Pressure and Volume with a Syringe

Submitted by PocketLab on Fri, 06/02/2017 - 18:11

Exploration 

Explore air pressure and how it works. In a sealed syringe, as the plunger moves back and forth, the volume of air in the syringe changes. With a large enough syringe, a PocketLab can be placed inside to measure the change in pressure as the the volume changes.

Objective

In this experiment, students will:
1. Determine the relationship between air pressure and volume using a syringe.
2. Explore what is happening to the air molecules when there is a greater or less air pressure.

Grade Level

What is temperature?

Submitted by PocketLab on Fri, 06/02/2017 - 18:02

Exploration
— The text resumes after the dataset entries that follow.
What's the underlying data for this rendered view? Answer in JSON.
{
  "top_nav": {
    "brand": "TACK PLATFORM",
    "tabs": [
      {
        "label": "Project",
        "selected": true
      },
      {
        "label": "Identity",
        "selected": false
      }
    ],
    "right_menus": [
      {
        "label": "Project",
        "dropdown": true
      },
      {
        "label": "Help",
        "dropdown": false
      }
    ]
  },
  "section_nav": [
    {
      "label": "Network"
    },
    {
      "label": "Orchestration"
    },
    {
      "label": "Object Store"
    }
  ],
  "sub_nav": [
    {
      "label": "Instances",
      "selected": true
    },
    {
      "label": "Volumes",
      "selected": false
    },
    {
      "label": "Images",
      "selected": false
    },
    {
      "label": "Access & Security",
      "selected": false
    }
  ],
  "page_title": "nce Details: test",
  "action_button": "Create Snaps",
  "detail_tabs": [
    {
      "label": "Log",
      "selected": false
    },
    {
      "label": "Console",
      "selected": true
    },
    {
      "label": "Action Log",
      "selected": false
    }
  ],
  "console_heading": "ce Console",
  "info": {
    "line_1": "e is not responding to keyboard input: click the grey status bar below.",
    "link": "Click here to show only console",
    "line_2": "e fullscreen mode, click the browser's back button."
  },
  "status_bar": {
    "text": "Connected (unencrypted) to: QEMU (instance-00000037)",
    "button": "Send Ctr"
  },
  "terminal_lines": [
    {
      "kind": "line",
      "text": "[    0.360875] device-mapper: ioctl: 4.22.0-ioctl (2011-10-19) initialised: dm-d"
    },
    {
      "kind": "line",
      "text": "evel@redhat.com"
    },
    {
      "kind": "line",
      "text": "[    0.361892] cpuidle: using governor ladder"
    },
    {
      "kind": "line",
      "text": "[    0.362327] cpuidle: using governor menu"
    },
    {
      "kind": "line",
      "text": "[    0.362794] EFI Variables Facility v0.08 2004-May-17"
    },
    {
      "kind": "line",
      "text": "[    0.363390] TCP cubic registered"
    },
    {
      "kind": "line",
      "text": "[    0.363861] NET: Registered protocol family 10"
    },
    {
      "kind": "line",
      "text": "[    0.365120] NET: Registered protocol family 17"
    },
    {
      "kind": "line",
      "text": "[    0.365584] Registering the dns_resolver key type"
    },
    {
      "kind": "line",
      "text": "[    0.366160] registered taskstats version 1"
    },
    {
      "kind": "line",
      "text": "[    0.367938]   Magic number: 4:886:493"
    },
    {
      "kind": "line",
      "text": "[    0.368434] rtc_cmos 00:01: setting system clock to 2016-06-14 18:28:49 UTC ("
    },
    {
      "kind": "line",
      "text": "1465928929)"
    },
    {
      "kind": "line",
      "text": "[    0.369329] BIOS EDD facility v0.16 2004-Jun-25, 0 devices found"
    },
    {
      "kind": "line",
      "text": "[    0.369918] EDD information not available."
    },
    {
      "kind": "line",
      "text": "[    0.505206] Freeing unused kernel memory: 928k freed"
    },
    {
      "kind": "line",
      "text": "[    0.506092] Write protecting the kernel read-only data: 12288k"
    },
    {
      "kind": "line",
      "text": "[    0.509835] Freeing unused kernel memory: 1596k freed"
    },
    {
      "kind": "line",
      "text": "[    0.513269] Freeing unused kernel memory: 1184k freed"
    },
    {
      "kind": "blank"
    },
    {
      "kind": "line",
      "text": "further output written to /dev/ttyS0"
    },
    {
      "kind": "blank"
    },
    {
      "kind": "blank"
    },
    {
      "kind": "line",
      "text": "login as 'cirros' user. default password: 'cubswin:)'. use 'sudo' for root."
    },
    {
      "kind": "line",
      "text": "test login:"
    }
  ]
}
What does it mean to change temperature? What is temperature? We know what it means to be hot or cold, but what does it mean when you measure the temperature of an item?

Objective

In this experiment, students will:
1. Understand how the temperature of the water is related to the movement (kinetic energy) of the water molecules.
2. Use observations to describe the principle of thermal expansion.

Download PDF for complete lab activity 

Measuring Pressure Change from Chemical Reaction

Submitted by PocketLab on Fri, 06/02/2017 - 16:49

Exploration

After a change occurs, if the molecules of the chemicals involved do not change, it is only a physical change. Ice melting to water is an example of this. A change has occurred, but the H2 0 as ice, remains H2 0 as water. If however the molecules of the chemicals involved do change to form new chemicals, then a chemical change has occurred.

Grade Level

Pressure and Volume with a Syringe and Flask

Submitted by PocketLab on Fri, 06/02/2017 - 16:44

Exploration

Explore air pressure, temperature, and volume and how they work together. In a syringe sealed to an Erlenmeyer flask , when the syringe’s plunger moves back and forth, the volume of air in the syringe and f ask changes. Will the pressure also change if the temperature of the air sealed in the syringe and f ask changes? A PocketLab can be placed inside the Erlenmeyer f ask to measure the change in pressure as the the volume and temperature change. 

Objective

Grade Level

Energy Transfer: Kinetic Energy to Thermal Energy

Submitted by PocketLab on Thu, 06/01/2017 - 19:09

Exploration

The law of conservation of energy states that the total energy of an isolated system remains constant. Over time, all energy is conserved. It is neither created nor destroyed-instead it transfers from one form to another. When shaking a jar of sand, what happens to the temperature of the sand? Explore how this relates to the law of conservation of energy.

Objective

Grade Level